## WHAT TO WORK ON
Without including any pictures, give back all of the data exactly.

## INPUT FOR THIS TASK

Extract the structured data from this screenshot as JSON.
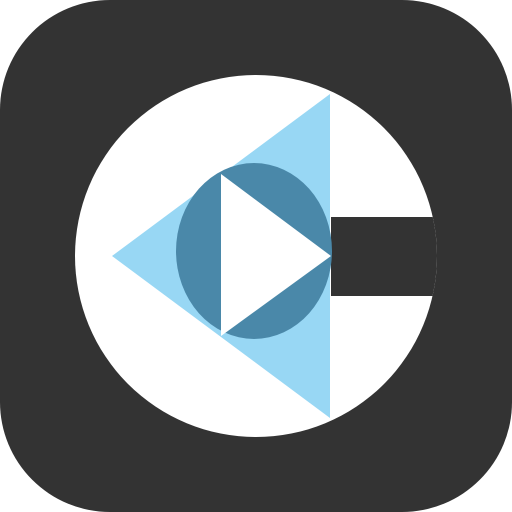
{
  "icon": {
    "name": "app-logo-icon",
    "colors": {
      "tile": "#333333",
      "disc": "#ffffff",
      "left_triangle": "#98d7f4",
      "inner_ring": "#4a88a9",
      "play_triangle": "#ffffff"
    }
  }
}
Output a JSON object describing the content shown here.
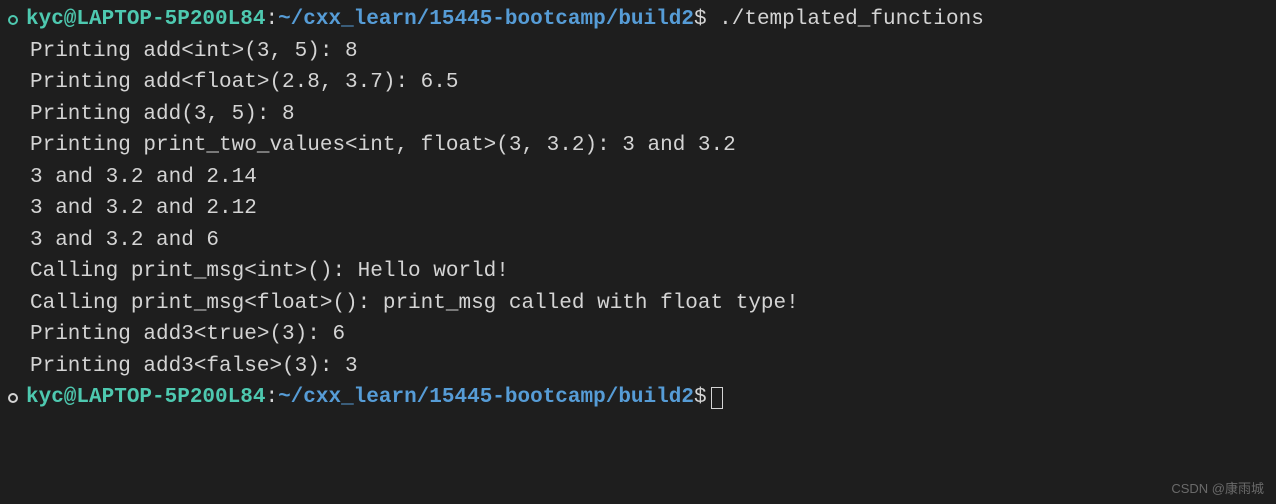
{
  "prompt1": {
    "user_host": "kyc@LAPTOP-5P200L84",
    "colon": ":",
    "path": "~/cxx_learn/15445-bootcamp/build2",
    "dollar": "$",
    "command": " ./templated_functions"
  },
  "output_lines": [
    "Printing add<int>(3, 5): 8",
    "Printing add<float>(2.8, 3.7): 6.5",
    "Printing add(3, 5): 8",
    "Printing print_two_values<int, float>(3, 3.2): 3 and 3.2",
    "3 and 3.2 and 2.14",
    "3 and 3.2 and 2.12",
    "3 and 3.2 and 6",
    "Calling print_msg<int>(): Hello world!",
    "Calling print_msg<float>(): print_msg called with float type!",
    "Printing add3<true>(3): 6",
    "Printing add3<false>(3): 3"
  ],
  "prompt2": {
    "user_host": "kyc@LAPTOP-5P200L84",
    "colon": ":",
    "path": "~/cxx_learn/15445-bootcamp/build2",
    "dollar": "$"
  },
  "watermark": "CSDN @康雨城"
}
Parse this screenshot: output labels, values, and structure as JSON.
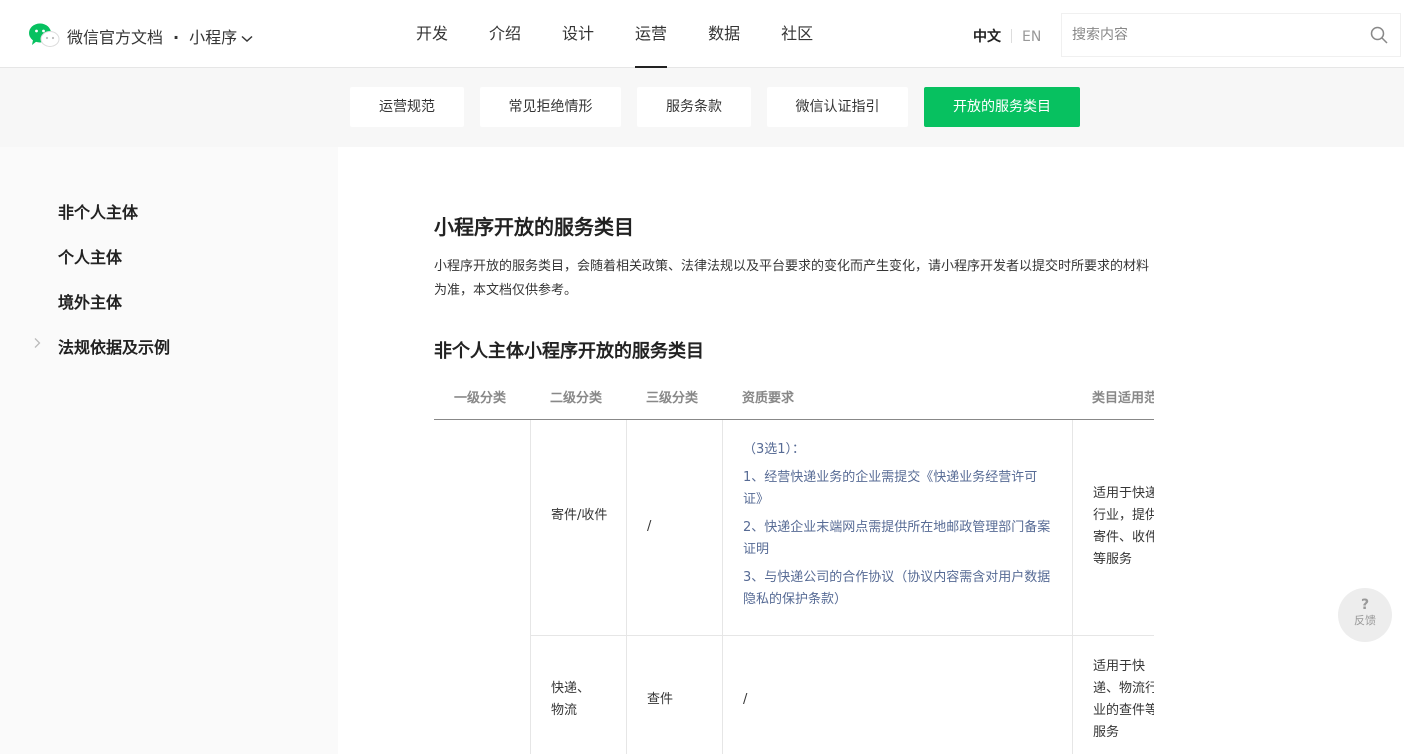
{
  "header": {
    "brand": "微信官方文档",
    "product": "小程序",
    "nav": [
      "开发",
      "介绍",
      "设计",
      "运营",
      "数据",
      "社区"
    ],
    "active_nav": "运营",
    "lang_zh": "中文",
    "lang_en": "EN",
    "search_placeholder": "搜索内容"
  },
  "subnav": {
    "items": [
      "运营规范",
      "常见拒绝情形",
      "服务条款",
      "微信认证指引",
      "开放的服务类目"
    ],
    "active": "开放的服务类目"
  },
  "sidebar": {
    "items": [
      "非个人主体",
      "个人主体",
      "境外主体",
      "法规依据及示例"
    ]
  },
  "content": {
    "title": "小程序开放的服务类目",
    "intro": "小程序开放的服务类目，会随着相关政策、法律法规以及平台要求的变化而产生变化，请小程序开发者以提交时所要求的材料为准，本文档仅供参考。",
    "section_title": "非个人主体小程序开放的服务类目",
    "table": {
      "headers": [
        "一级分类",
        "二级分类",
        "三级分类",
        "资质要求",
        "类目适用范"
      ],
      "rows": [
        {
          "level2": "寄件/收件",
          "level3": "/",
          "qualification": [
            "（3选1）：",
            "1、经营快递业务的企业需提交《快递业务经营许可证》",
            "2、快递企业末端网点需提供所在地邮政管理部门备案证明",
            "3、与快递公司的合作协议（协议内容需含对用户数据隐私的保护条款）"
          ],
          "scope": "适用于快递行业，提供寄件、收件等服务"
        },
        {
          "level2": "快递、物流",
          "level3": "查件",
          "qualification": [
            "/"
          ],
          "scope": "适用于快递、物流行业的查件等服务"
        }
      ]
    }
  },
  "feedback": {
    "icon": "?",
    "label": "反馈"
  },
  "colors": {
    "accent": "#07c160",
    "link": "#576b95"
  }
}
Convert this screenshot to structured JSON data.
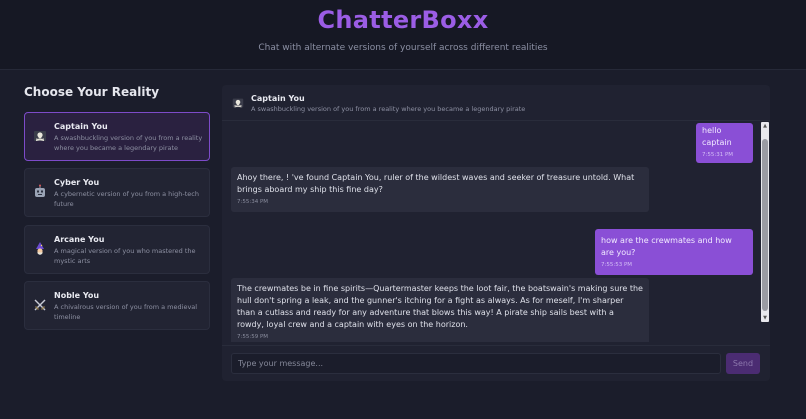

## ANSWER FOR THE TASK
Extract the structured data from this screenshot as JSON.
{
  "icon": {
    "name": "app-logo-icon",
    "colors": {
      "tile": "#333333",
      "disc": "#ffffff",
      "left_triangle": "#98d7f4",
      "inner_ring": "#4a88a9",
      "play_triangle": "#ffffff"
    }
  }
}
Output a JSON object describing the content shown here.
{
  "prompt1": {
    "user_host": "kyc@LAPTOP-5P200L84",
    "colon": ":",
    "path": "~/cxx_learn/15445-bootcamp/build2",
    "dollar": "$",
    "command": " ./templated_functions"
  },
  "output_lines": [
    "Printing add<int>(3, 5): 8",
    "Printing add<float>(2.8, 3.7): 6.5",
    "Printing add(3, 5): 8",
    "Printing print_two_values<int, float>(3, 3.2): 3 and 3.2",
    "3 and 3.2 and 2.14",
    "3 and 3.2 and 2.12",
    "3 and 3.2 and 6",
    "Calling print_msg<int>(): Hello world!",
    "Calling print_msg<float>(): print_msg called with float type!",
    "Printing add3<true>(3): 6",
    "Printing add3<false>(3): 3"
  ],
  "prompt2": {
    "user_host": "kyc@LAPTOP-5P200L84",
    "colon": ":",
    "path": "~/cxx_learn/15445-bootcamp/build2",
    "dollar": "$"
  },
  "watermark": "CSDN @康雨城"
}
Parse this screenshot: output labels, values, and structure as JSON.
{
  "header": {
    "brand": "微信官方文档",
    "product": "小程序",
    "nav": [
      "开发",
      "介绍",
      "设计",
      "运营",
      "数据",
      "社区"
    ],
    "active_nav": "运营",
    "lang_zh": "中文",
    "lang_en": "EN",
    "search_placeholder": "搜索内容"
  },
  "subnav": {
    "items": [
      "运营规范",
      "常见拒绝情形",
      "服务条款",
      "微信认证指引",
      "开放的服务类目"
    ],
    "active": "开放的服务类目"
  },
  "sidebar": {
    "items": [
      "非个人主体",
      "个人主体",
      "境外主体",
      "法规依据及示例"
    ]
  },
  "content": {
    "title": "小程序开放的服务类目",
    "intro": "小程序开放的服务类目，会随着相关政策、法律法规以及平台要求的变化而产生变化，请小程序开发者以提交时所要求的材料为准，本文档仅供参考。",
    "section_title": "非个人主体小程序开放的服务类目",
    "table": {
      "headers": [
        "一级分类",
        "二级分类",
        "三级分类",
        "资质要求",
        "类目适用范"
      ],
      "rows": [
        {
          "level2": "寄件/收件",
          "level3": "/",
          "qualification": [
            "（3选1）：",
            "1、经营快递业务的企业需提交《快递业务经营许可证》",
            "2、快递企业末端网点需提供所在地邮政管理部门备案证明",
            "3、与快递公司的合作协议（协议内容需含对用户数据隐私的保护条款）"
          ],
          "scope": "适用于快递行业，提供寄件、收件等服务"
        },
        {
          "level2": "快递、物流",
          "level3": "查件",
          "qualification": [
            "/"
          ],
          "scope": "适用于快递、物流行业的查件等服务"
        }
      ]
    }
  },
  "feedback": {
    "icon": "?",
    "label": "反馈"
  },
  "colors": {
    "accent": "#07c160",
    "link": "#576b95"
  }
}
Convert this screenshot to structured JSON data.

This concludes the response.